MATTHEWS – It’s time to get down to business now that the Matthews Board of Commissioners is up to speed on Matthews’ history and has found common ground for the future of the town.
The board returned from its annual planning conference in Ocean Isle on Sunday, March 2, after days of in-depth discussions on where the town has been, what still needs to be accomplished and what direction the town should go in the future, Matthews Mayor Jim Taylor said. Leaders may have been at the beach, but the conference was not a vacation, Taylor added, as town leaders worked to create a cohesive board, with leaders new and old working together for the common good.
“We spent an awful lot of time getting (new members) up to speed to where we are and how we got here – much more than any other planning conference that I’ve ever been involved in,” Taylor, who was first elected mayor in 2009 and prior to that served five terms on the board, said.
Four new members were elected to the board in late 2013, including Mayor Pro Tem Joe Pata and commissioners John Higdon, Chris Melton and John Ross, joining Taylor and incumbent commissioners Jeff Miller and Kress Query. It’s the first time in more than 20 years the board has seen such a large turnover, Taylor said. That’s what made this planning conference so different from years passed. While Taylor said no new ideas necessarily flourished out of this year’s conference, leaders did come to some consensus on existing plans for the town, such as the push to move forward with the South Trade Street project.
Last year’s board of commissioners approved a modified version of a plan to widen South Trade Street in June 2013. Since, town staff has been working with the North Carolina Department of Transportation, who owns the road, to iron out details and make modifications. The town also is still working to acquire right-of-ways along the congested stretch just north of Matthews United Methodist Church to just past the Matthews Athletic and Recreation Association.
But the already-approved project only fixes some of the problem. Commissioners plan to put more pressure on NCDOT this year to help fund widening the road along the culvert at Four Mile Creek. Matthews already is dishing out more than $5 million for Phase I of the project and hopes state officials will put out the more than $2 million needed to finish the project off.
“I think everyone on the board is eager to move forward with that project and do everything we can do to make that project happen,” Taylor said.
Commissioners also named expansion of the town’s greenway and parks and recreation department as a top priority at the meeting, Taylor said, in addition to working to increase connectivity of the entire town.
But any project the town takes on always comes with a cost, Taylor reminded – that’s why the idea to keep the tax rate low is always on leaders’ minds when it comes to planning, he said.
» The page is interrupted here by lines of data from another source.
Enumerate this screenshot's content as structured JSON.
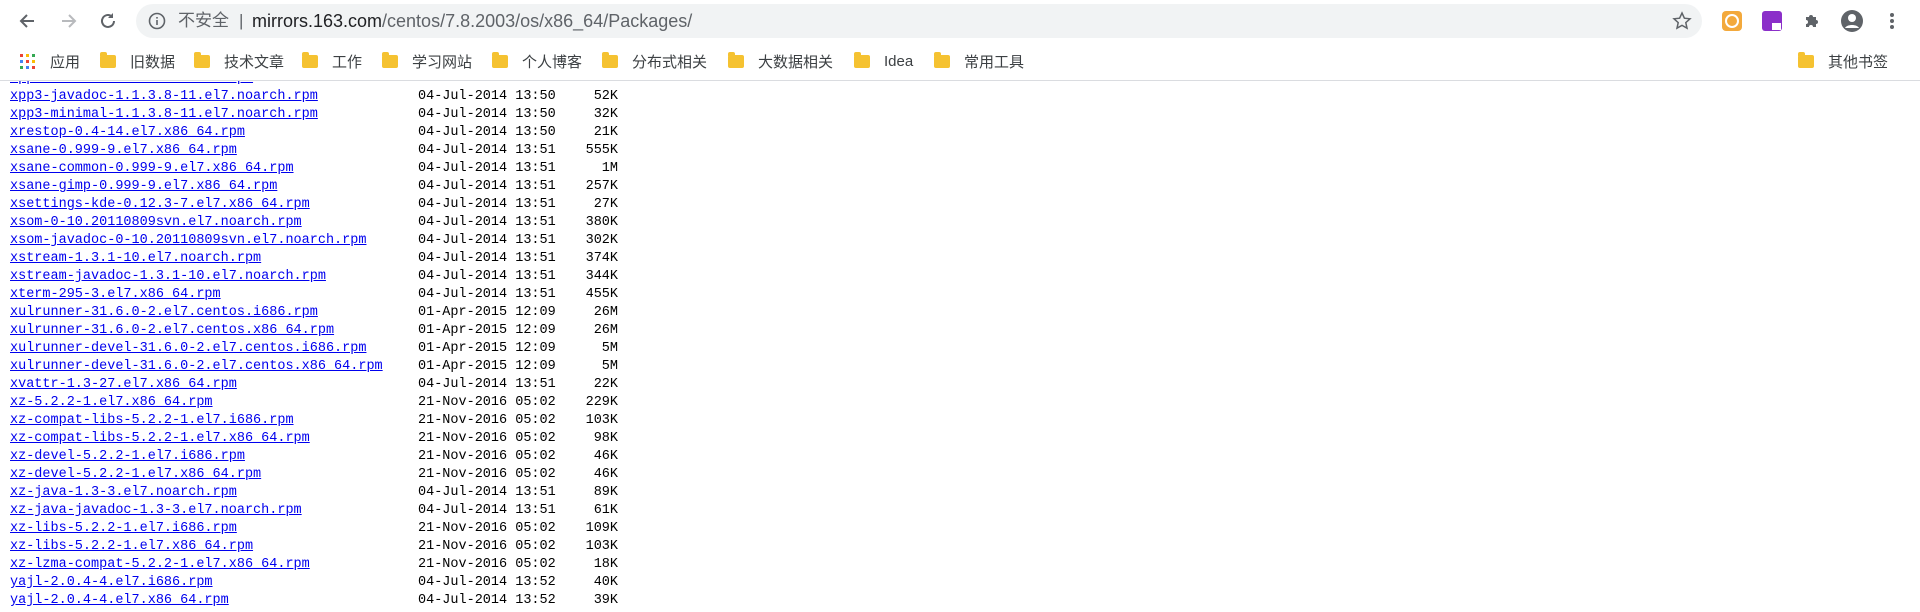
{
  "browser": {
    "security_label": "不安全",
    "separator": "|",
    "url_host": "mirrors.163.com",
    "url_path": "/centos/7.8.2003/os/x86_64/Packages/"
  },
  "bookmarks": [
    {
      "label": "应用",
      "icon": "apps-grid-icon"
    },
    {
      "label": "旧数据",
      "icon": "folder-icon"
    },
    {
      "label": "技术文章",
      "icon": "folder-icon"
    },
    {
      "label": "工作",
      "icon": "folder-icon"
    },
    {
      "label": "学习网站",
      "icon": "folder-icon"
    },
    {
      "label": "个人博客",
      "icon": "folder-icon"
    },
    {
      "label": "分布式相关",
      "icon": "folder-icon"
    },
    {
      "label": "大数据相关",
      "icon": "folder-icon"
    },
    {
      "label": "Idea",
      "icon": "folder-icon"
    },
    {
      "label": "常用工具",
      "icon": "folder-icon"
    }
  ],
  "other_bookmarks": "其他书签",
  "files": [
    {
      "name": "xpp3-javadoc-1.1.3.8-11.el7.noarch.rpm",
      "date": "04-Jul-2014 13:50",
      "size": "52K"
    },
    {
      "name": "xpp3-minimal-1.1.3.8-11.el7.noarch.rpm",
      "date": "04-Jul-2014 13:50",
      "size": "32K"
    },
    {
      "name": "xrestop-0.4-14.el7.x86_64.rpm",
      "date": "04-Jul-2014 13:50",
      "size": "21K"
    },
    {
      "name": "xsane-0.999-9.el7.x86_64.rpm",
      "date": "04-Jul-2014 13:51",
      "size": "555K"
    },
    {
      "name": "xsane-common-0.999-9.el7.x86_64.rpm",
      "date": "04-Jul-2014 13:51",
      "size": "1M"
    },
    {
      "name": "xsane-gimp-0.999-9.el7.x86_64.rpm",
      "date": "04-Jul-2014 13:51",
      "size": "257K"
    },
    {
      "name": "xsettings-kde-0.12.3-7.el7.x86_64.rpm",
      "date": "04-Jul-2014 13:51",
      "size": "27K"
    },
    {
      "name": "xsom-0-10.20110809svn.el7.noarch.rpm",
      "date": "04-Jul-2014 13:51",
      "size": "380K"
    },
    {
      "name": "xsom-javadoc-0-10.20110809svn.el7.noarch.rpm",
      "date": "04-Jul-2014 13:51",
      "size": "302K"
    },
    {
      "name": "xstream-1.3.1-10.el7.noarch.rpm",
      "date": "04-Jul-2014 13:51",
      "size": "374K"
    },
    {
      "name": "xstream-javadoc-1.3.1-10.el7.noarch.rpm",
      "date": "04-Jul-2014 13:51",
      "size": "344K"
    },
    {
      "name": "xterm-295-3.el7.x86_64.rpm",
      "date": "04-Jul-2014 13:51",
      "size": "455K"
    },
    {
      "name": "xulrunner-31.6.0-2.el7.centos.i686.rpm",
      "date": "01-Apr-2015 12:09",
      "size": "26M"
    },
    {
      "name": "xulrunner-31.6.0-2.el7.centos.x86_64.rpm",
      "date": "01-Apr-2015 12:09",
      "size": "26M"
    },
    {
      "name": "xulrunner-devel-31.6.0-2.el7.centos.i686.rpm",
      "date": "01-Apr-2015 12:09",
      "size": "5M"
    },
    {
      "name": "xulrunner-devel-31.6.0-2.el7.centos.x86_64.rpm",
      "date": "01-Apr-2015 12:09",
      "size": "5M"
    },
    {
      "name": "xvattr-1.3-27.el7.x86_64.rpm",
      "date": "04-Jul-2014 13:51",
      "size": "22K"
    },
    {
      "name": "xz-5.2.2-1.el7.x86_64.rpm",
      "date": "21-Nov-2016 05:02",
      "size": "229K"
    },
    {
      "name": "xz-compat-libs-5.2.2-1.el7.i686.rpm",
      "date": "21-Nov-2016 05:02",
      "size": "103K"
    },
    {
      "name": "xz-compat-libs-5.2.2-1.el7.x86_64.rpm",
      "date": "21-Nov-2016 05:02",
      "size": "98K"
    },
    {
      "name": "xz-devel-5.2.2-1.el7.i686.rpm",
      "date": "21-Nov-2016 05:02",
      "size": "46K"
    },
    {
      "name": "xz-devel-5.2.2-1.el7.x86_64.rpm",
      "date": "21-Nov-2016 05:02",
      "size": "46K"
    },
    {
      "name": "xz-java-1.3-3.el7.noarch.rpm",
      "date": "04-Jul-2014 13:51",
      "size": "89K"
    },
    {
      "name": "xz-java-javadoc-1.3-3.el7.noarch.rpm",
      "date": "04-Jul-2014 13:51",
      "size": "61K"
    },
    {
      "name": "xz-libs-5.2.2-1.el7.i686.rpm",
      "date": "21-Nov-2016 05:02",
      "size": "109K"
    },
    {
      "name": "xz-libs-5.2.2-1.el7.x86_64.rpm",
      "date": "21-Nov-2016 05:02",
      "size": "103K"
    },
    {
      "name": "xz-lzma-compat-5.2.2-1.el7.x86_64.rpm",
      "date": "21-Nov-2016 05:02",
      "size": "18K"
    },
    {
      "name": "yajl-2.0.4-4.el7.i686.rpm",
      "date": "04-Jul-2014 13:52",
      "size": "40K"
    },
    {
      "name": "yajl-2.0.4-4.el7.x86_64.rpm",
      "date": "04-Jul-2014 13:52",
      "size": "39K"
    }
  ]
}
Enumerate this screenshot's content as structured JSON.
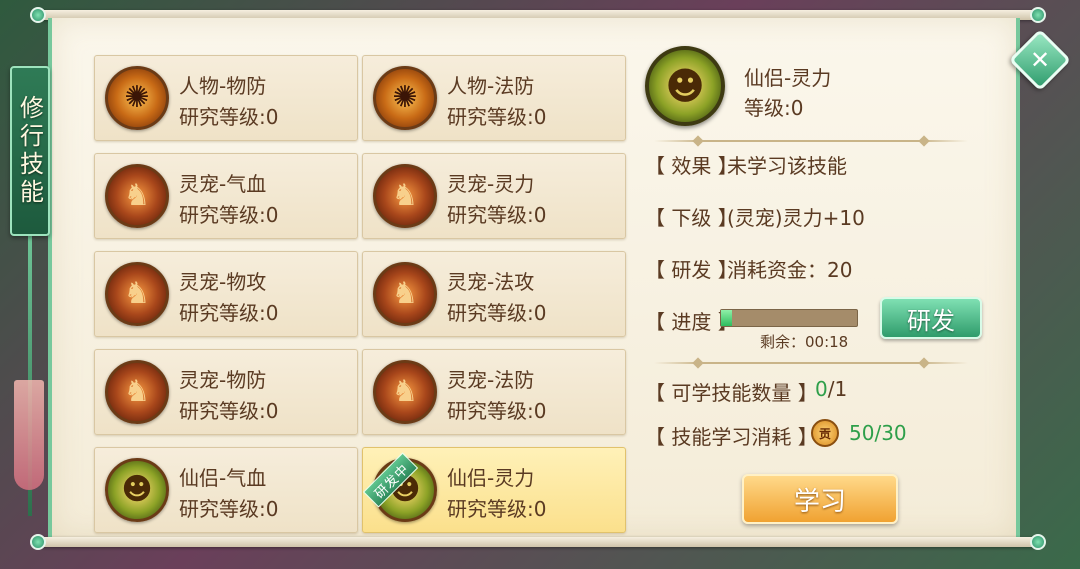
{
  "side_title": "修行技能",
  "close_symbol": "✕",
  "cards": [
    {
      "name": "人物-物防",
      "level": "研究等级:0",
      "icon": "person-armor-icon"
    },
    {
      "name": "人物-法防",
      "level": "研究等级:0",
      "icon": "person-magic-icon"
    },
    {
      "name": "灵宠-气血",
      "level": "研究等级:0",
      "icon": "fox-icon"
    },
    {
      "name": "灵宠-灵力",
      "level": "研究等级:0",
      "icon": "fox-icon"
    },
    {
      "name": "灵宠-物攻",
      "level": "研究等级:0",
      "icon": "fox-icon"
    },
    {
      "name": "灵宠-法攻",
      "level": "研究等级:0",
      "icon": "fox-icon"
    },
    {
      "name": "灵宠-物防",
      "level": "研究等级:0",
      "icon": "fox-icon"
    },
    {
      "name": "灵宠-法防",
      "level": "研究等级:0",
      "icon": "fox-icon"
    },
    {
      "name": "仙侣-气血",
      "level": "研究等级:0",
      "icon": "couple-icon"
    },
    {
      "name": "仙侣-灵力",
      "level": "研究等级:0",
      "icon": "couple-icon",
      "ribbon": "研发中",
      "selected": true
    }
  ],
  "detail": {
    "name": "仙侣-灵力",
    "level": "等级:0",
    "effect_label": "【 效果 】",
    "effect_value": "未学习该技能",
    "next_label": "【 下级 】",
    "next_value": "(灵宠)灵力+10",
    "research_label": "【 研发 】",
    "research_value": "消耗资金：20",
    "progress_label": "【 进度 】",
    "progress_fraction": 0.08,
    "remaining": "剩余：00:18",
    "research_button": "研发",
    "learnable_label": "【 可学技能数量 】",
    "learnable_current": "0",
    "learnable_total": "/1",
    "cost_label": "【 技能学习消耗 】",
    "cost_coin": "贡",
    "cost_value": "50/30",
    "learn_button": "学习"
  },
  "colors": {
    "accent_green": "#2e9f4a",
    "text_brown": "#5a3a22",
    "selected_card": "#fbe08c"
  }
}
Commissioners voted last year to raise the tax rate, which now stands at $0.3175 per $100 valuation, according to the town manager Hazen Blodgett. Blodgett said town staff will review tax-related information on the town website to ensure correct information is listed after some discrepancy was found.
The tax rate was last lowered three years ago by about 3 cents, Blodgett said. Mecklenburg County Commissioners voted to increase the county tax rate last year but are considering lowering the rate this summer.
Matthews leaders new and old are looking to keep a low tax rate, Taylor and Commissioner Melton both said.
“What we try to look at is what is the total burden to the citizens. We look at sales tax revenue and property taxes coming in. If a reduction is warranted, we would look at that,” Taylor said. “I don’t see that happening. The reason is that we’ve cut services for a number of years.”
But cutbacks can eventually catch up to you, Taylor added. With rising health care costs and prices for utilities and gas on the rise, those added costs become harder and harder to absorb in the already tight budget.
“I think what Matthews has done over the years is try to find those cuts. We put things off that we can put off. At some point, we’re going to have to make-up all those cuts.”
Budget season won’t officially start for a few more weeks, but in the meantime, commissioners have discussed the town’s fund balance, Melton said, and have identified goals they’d like to see accomplished this year. Next, they’ll discuss how to accomplish those goals as they continue to iron out details of their strategic framework.
“When I was campaigning, everyone always asked ‘Are you going to raise taxes?’ You don’t know (at that time) because you’re not privy to that information,” Melton said. “I want to keep taxes low – let’s do what we need to do within the budget.”